Mark Williams, Professor of Economics at Boston University, said that investment banks could enter into conflicts of interest with their dealings with companies, their founders, and CEOs, and test the rules to keep separate businesses separate.
"This is especially true of Tesla, where you have an aggressive and vocal CEO who tends to push the legitimate boundaries and get conditions that may conflict with Goldman's interest policy," Williams said.
Goldman and Citigroup Inc, the top executives of Thursday's capital increase, have both "sold" ratings on Tesla's stock, which is unusual but not exceptional on Wall Street.
By the end of 2018, Musk and his trust had 13.4 million Tesla shares pledged. as security for personal debt, according to another filing, down from 13.8 million shares at the end of 2017.
Tesla, Morgan Stanley and Goldman Sachs refused to talk about the loans, and Tesla has a policy that governs the management's loan at A quarter of the value of the shares pledged as collateral.
When Tesla repeatedly presses forecasts to profit, the stock has fallen 27% year on year.
Musk plans to buy further $ 10 million shares as part of the sale announced on Thursday.

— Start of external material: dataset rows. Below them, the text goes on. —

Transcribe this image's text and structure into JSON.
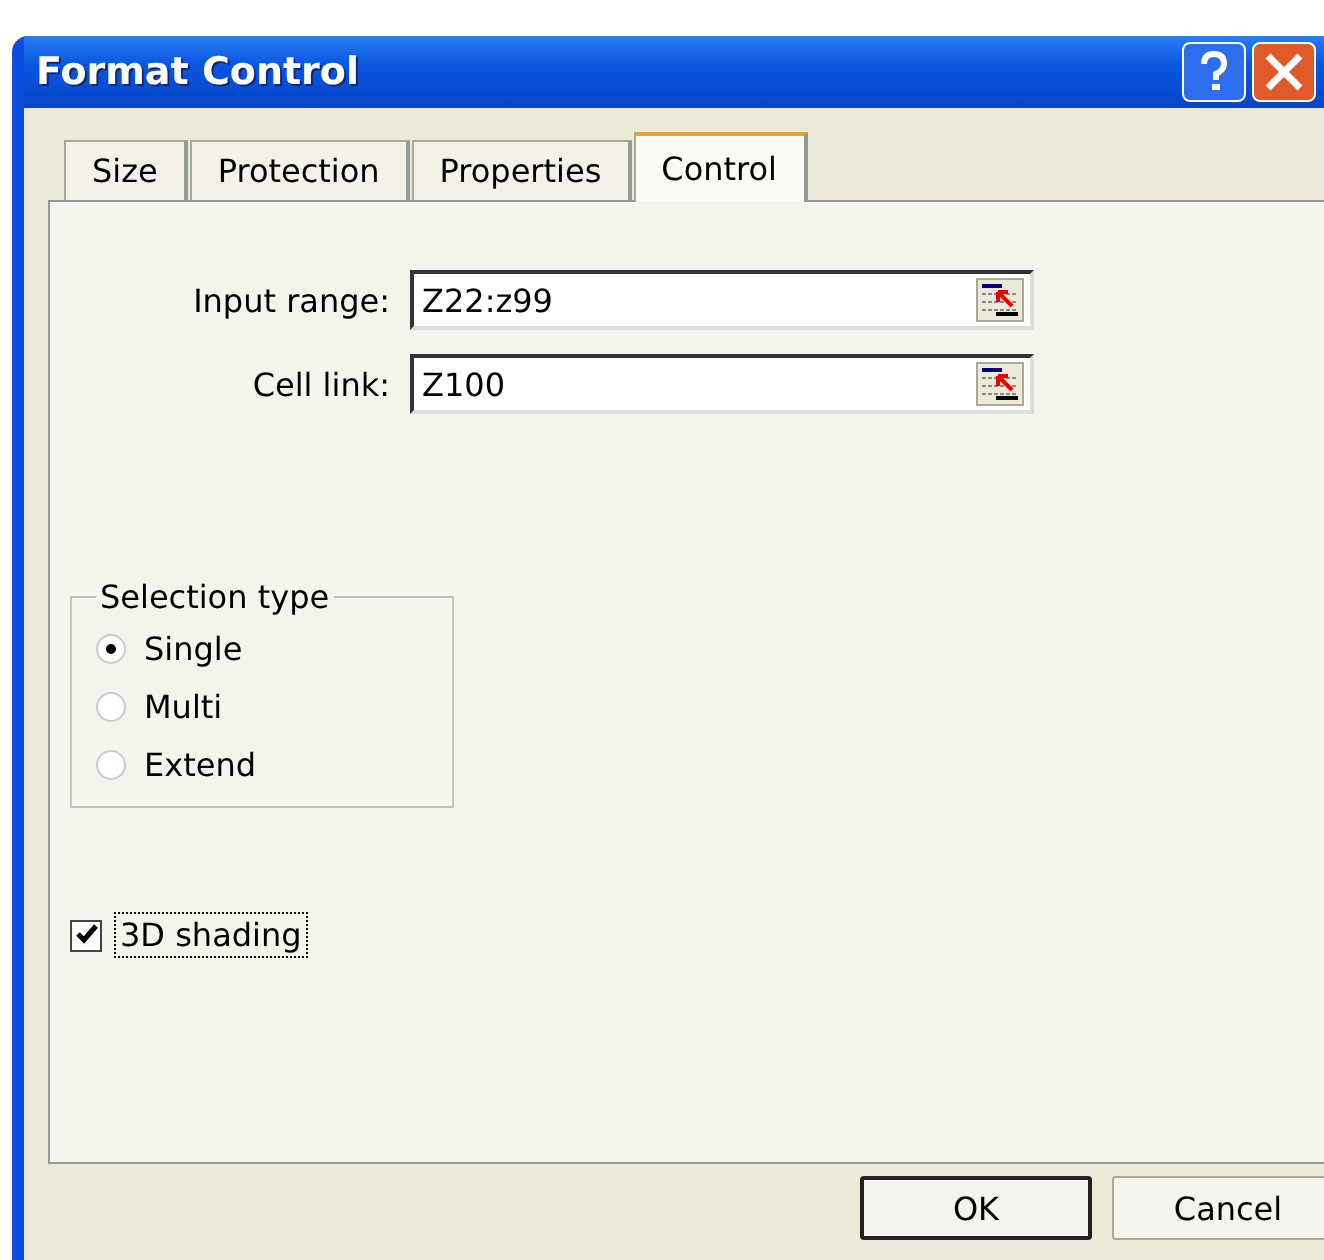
{
  "window": {
    "title": "Format Control"
  },
  "tabs": [
    {
      "label": "Size",
      "selected": false
    },
    {
      "label": "Protection",
      "selected": false
    },
    {
      "label": "Properties",
      "selected": false
    },
    {
      "label": "Control",
      "selected": true
    }
  ],
  "fields": [
    {
      "label": "Input range:",
      "value": "Z22:z99"
    },
    {
      "label": "Cell link:",
      "value": "Z100"
    }
  ],
  "selection_type": {
    "title": "Selection type",
    "options": [
      {
        "label": "Single",
        "selected": true
      },
      {
        "label": "Multi",
        "selected": false
      },
      {
        "label": "Extend",
        "selected": false
      }
    ]
  },
  "shading": {
    "label": "3D shading",
    "checked": true
  },
  "buttons": [
    {
      "label": "OK",
      "default": true
    },
    {
      "label": "Cancel",
      "default": false
    }
  ]
}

Reporting of Noel Randewich in San Francisco, additional reporting by Elizabeth Dilts, Kate Duguid and Lauren Tara LaCapra in New York; Editing by Lisa Shumaker